In 2019, in response to widespread public concern regarding record low wage growth, Australian finance minister Mathias Cormann described (downward) flexibility in the rate of wage growth as “a deliberate design feature of our economic architecture”.

This statement reflects not just the determination of individual capitalists to drive down wages, but the active efforts to transform the industrial relations environment in advanced capitalist countries to undermine the ability of workers and their unions to fight to defend wages and conditions, let alone advance them.

This process of undermining organised labour – central to the neoliberal project – is also based on a race to the bottom between jurisdictions. Employer groups, neoliberal thought leaders and governments point to efforts that have been made in other jurisdictions to erode workplace rights and be internationally “competitive”.

Lapavistas et al argue that in response to the global financial crisis and sovereign debt crisis in the European Union’s Economic and Monetary Union (EMU) there has been a renewed pressure to increase labour productivity within all economies of the EMU.

This has placed downward pressure on wage growth, with German capital being the most successful in achieving this within the EMU. As a result, Germany has been best placed to sell goods and services to other member states and to markets outside the common market.

The impact of these dynamics can be seen in the ongoing low wage growth across the OECD, which demonstrate that the burden of low economic growth since the end of the global financial crisis has primarily been shifted onto working people (see Figure 2). 

Figure 2: Wage Growth, OECD (2020), “Average annual wages”, OECD Employment and Labour Market Statistics (database).

This combined pressure to increase labour productivity while at the same time limiting wage growth has resulted in a decoupling of labour productivity and wages, which had historically been correlated (see Figure 3).

Figure 3: Decoupling of wages and productivity. Source: OECD (2018), OECD Economic Outlook, Volume 2018 Issue 2, OECD Publishing, Paris.

This decoupling has meant that while capital continues to experience growth – albeit at a rate insufficient to quell its insatiable hunger for growing profits – working people are failing to see any real benefit for their increased productivity.

As a result, in order to maintain spending power, working people became increasingly reliant on borrowing, whether in the form of credit cards or payday loans, to meet day-to-day spending costs (see Figure 4).

Rising household debt ultimately exacerbates the problems of the declining purchasing power of the working class. This decline in purchasing power also negatively impacts on the capacity of economies to grow, deepening the crisis tendencies.  

Figure 4: Household Debt as Percentage of Household Income, OECD (2020), Household debt (indicator).

The long-run capitalist economic crisis that started with the end of the long boom, and which is now intensifying with the current COVID-19 pandemic, is prompting a more aggressive orientation by both state actors and individual capitalists.

This aggressive posture means that collective bargaining more readily lays bare the class struggle.

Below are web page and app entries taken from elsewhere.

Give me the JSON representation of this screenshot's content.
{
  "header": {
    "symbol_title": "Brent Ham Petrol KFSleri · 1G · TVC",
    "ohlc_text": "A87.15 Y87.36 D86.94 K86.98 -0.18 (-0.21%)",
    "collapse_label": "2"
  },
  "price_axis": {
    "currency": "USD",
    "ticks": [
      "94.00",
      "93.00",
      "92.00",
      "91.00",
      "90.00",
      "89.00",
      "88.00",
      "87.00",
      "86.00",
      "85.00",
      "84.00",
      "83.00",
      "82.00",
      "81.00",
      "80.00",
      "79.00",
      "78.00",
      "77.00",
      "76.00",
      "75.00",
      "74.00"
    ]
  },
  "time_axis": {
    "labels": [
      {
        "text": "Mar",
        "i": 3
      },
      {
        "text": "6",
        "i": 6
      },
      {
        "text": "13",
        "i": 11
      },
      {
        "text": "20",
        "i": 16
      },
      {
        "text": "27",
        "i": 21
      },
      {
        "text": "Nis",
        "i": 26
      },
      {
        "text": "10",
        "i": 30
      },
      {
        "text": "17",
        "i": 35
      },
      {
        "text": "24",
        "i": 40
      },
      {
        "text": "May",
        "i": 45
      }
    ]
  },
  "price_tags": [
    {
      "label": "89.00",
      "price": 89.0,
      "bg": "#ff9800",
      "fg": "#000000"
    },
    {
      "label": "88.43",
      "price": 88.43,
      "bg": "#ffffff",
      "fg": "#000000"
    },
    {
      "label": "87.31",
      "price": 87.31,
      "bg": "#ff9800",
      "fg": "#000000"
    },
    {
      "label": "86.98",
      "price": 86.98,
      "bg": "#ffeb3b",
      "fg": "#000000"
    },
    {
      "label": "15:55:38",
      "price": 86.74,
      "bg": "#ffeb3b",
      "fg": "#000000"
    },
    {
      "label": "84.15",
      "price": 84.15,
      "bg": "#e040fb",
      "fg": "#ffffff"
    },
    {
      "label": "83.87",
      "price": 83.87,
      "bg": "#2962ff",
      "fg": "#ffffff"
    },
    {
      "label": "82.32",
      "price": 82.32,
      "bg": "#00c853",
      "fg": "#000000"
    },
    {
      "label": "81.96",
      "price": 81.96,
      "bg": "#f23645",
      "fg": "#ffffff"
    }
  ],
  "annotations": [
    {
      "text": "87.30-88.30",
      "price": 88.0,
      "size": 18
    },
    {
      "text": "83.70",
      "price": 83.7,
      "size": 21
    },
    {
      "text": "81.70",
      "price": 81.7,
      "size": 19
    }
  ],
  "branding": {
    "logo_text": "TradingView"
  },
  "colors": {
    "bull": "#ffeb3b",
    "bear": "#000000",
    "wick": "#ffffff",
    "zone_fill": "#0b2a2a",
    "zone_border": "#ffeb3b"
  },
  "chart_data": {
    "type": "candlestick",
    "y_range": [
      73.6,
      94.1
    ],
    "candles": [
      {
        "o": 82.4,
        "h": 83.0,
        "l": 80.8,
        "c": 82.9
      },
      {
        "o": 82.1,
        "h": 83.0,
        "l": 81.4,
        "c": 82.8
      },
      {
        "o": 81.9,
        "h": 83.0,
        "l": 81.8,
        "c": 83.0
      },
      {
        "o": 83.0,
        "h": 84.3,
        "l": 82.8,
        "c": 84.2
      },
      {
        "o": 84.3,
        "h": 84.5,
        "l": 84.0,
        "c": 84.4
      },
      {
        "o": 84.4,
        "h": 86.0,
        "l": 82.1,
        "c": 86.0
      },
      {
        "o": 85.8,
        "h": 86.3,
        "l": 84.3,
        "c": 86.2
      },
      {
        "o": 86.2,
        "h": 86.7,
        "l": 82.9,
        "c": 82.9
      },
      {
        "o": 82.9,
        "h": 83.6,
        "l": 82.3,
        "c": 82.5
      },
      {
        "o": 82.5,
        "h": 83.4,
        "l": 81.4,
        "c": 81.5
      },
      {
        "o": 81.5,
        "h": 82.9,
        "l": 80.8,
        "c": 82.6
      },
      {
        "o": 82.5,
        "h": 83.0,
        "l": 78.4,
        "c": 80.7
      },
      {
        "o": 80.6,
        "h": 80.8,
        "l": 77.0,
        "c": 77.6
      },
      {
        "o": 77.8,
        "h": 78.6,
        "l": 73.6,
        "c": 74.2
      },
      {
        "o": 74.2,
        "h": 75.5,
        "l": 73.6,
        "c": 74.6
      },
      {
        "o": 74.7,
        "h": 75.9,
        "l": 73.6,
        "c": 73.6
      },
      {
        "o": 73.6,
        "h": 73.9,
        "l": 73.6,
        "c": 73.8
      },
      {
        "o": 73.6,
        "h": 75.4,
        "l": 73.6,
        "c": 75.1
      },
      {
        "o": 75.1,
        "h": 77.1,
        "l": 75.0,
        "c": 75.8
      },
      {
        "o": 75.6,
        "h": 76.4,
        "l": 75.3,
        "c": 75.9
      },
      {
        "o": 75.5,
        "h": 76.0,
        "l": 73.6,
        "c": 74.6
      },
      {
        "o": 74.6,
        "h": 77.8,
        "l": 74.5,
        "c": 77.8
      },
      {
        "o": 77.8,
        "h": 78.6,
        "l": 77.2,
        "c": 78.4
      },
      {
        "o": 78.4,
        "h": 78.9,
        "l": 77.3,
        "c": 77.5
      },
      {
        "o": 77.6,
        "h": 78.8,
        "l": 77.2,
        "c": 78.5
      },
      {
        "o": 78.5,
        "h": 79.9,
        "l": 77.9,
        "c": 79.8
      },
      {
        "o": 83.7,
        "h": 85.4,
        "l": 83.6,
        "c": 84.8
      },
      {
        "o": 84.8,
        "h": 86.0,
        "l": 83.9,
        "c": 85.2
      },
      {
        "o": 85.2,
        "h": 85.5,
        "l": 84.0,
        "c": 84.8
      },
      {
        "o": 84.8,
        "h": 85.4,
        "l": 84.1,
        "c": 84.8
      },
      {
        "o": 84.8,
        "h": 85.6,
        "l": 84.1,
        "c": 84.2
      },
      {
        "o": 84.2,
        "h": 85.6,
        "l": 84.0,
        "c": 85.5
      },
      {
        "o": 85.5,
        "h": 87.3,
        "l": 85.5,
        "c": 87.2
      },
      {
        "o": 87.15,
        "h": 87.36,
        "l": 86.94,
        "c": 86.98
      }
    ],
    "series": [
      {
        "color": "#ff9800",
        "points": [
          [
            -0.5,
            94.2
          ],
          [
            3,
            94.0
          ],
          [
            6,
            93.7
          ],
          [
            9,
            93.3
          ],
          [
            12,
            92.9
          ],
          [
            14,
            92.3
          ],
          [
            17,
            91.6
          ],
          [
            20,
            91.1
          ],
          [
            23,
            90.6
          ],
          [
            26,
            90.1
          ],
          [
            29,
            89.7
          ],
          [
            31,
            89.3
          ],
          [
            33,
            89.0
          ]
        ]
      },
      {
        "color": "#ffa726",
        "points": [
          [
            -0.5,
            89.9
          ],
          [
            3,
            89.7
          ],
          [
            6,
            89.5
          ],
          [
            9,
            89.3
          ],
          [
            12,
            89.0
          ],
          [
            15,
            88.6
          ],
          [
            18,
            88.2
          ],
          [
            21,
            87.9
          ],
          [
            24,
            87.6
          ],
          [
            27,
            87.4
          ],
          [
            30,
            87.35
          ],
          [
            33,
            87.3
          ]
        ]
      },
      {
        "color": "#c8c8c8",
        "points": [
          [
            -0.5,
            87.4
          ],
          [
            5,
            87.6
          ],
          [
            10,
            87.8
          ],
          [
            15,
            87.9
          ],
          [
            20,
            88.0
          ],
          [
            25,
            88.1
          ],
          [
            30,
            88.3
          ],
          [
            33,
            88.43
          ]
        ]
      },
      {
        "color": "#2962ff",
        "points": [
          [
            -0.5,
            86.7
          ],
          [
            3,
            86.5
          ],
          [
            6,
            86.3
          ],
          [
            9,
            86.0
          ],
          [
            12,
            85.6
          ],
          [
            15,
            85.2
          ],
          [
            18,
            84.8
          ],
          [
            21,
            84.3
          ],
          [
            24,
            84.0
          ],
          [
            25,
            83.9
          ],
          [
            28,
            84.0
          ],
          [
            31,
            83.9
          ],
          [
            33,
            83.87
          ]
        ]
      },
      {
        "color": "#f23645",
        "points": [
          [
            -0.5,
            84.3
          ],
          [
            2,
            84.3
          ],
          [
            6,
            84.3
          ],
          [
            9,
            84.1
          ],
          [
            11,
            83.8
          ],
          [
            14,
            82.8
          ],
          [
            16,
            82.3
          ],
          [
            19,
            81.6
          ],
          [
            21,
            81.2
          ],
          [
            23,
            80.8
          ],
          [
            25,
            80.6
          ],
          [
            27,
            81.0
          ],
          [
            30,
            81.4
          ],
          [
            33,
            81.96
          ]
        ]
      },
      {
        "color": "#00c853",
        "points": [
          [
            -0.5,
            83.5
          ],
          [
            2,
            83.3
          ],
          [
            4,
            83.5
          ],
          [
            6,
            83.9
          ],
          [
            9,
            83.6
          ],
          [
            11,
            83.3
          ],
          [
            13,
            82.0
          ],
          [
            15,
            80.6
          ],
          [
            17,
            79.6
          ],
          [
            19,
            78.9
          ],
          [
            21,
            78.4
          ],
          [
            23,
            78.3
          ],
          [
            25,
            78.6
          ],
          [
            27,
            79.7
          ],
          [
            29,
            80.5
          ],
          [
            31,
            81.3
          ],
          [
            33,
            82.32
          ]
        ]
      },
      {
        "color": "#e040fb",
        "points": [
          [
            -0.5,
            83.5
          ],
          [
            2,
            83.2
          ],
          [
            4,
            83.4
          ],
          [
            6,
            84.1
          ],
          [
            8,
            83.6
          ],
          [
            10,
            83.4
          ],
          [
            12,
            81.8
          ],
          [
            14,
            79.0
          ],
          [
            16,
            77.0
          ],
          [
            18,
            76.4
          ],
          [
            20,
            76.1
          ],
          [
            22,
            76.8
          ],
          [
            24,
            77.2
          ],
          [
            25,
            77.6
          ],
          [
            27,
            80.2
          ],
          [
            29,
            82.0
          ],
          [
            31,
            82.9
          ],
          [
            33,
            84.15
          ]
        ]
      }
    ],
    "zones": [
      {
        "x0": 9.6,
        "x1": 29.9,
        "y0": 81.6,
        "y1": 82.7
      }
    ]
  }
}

For working people and their unions to be able to effectively respond to this environment will necessitate being prepared for direct challenges to capitalist power.

Failure to do so effectively and adequately will see a deepening of the shift of more and more of the product of workers’ labour into profits, leading to the further inequality not only within societies but within the working class itself.

Lisbeth Latham is a contributing editor of Irish Broad Left. Follow her on Twitter @grumenprol.

Top image by Bill Rebholz.

Leave a Reply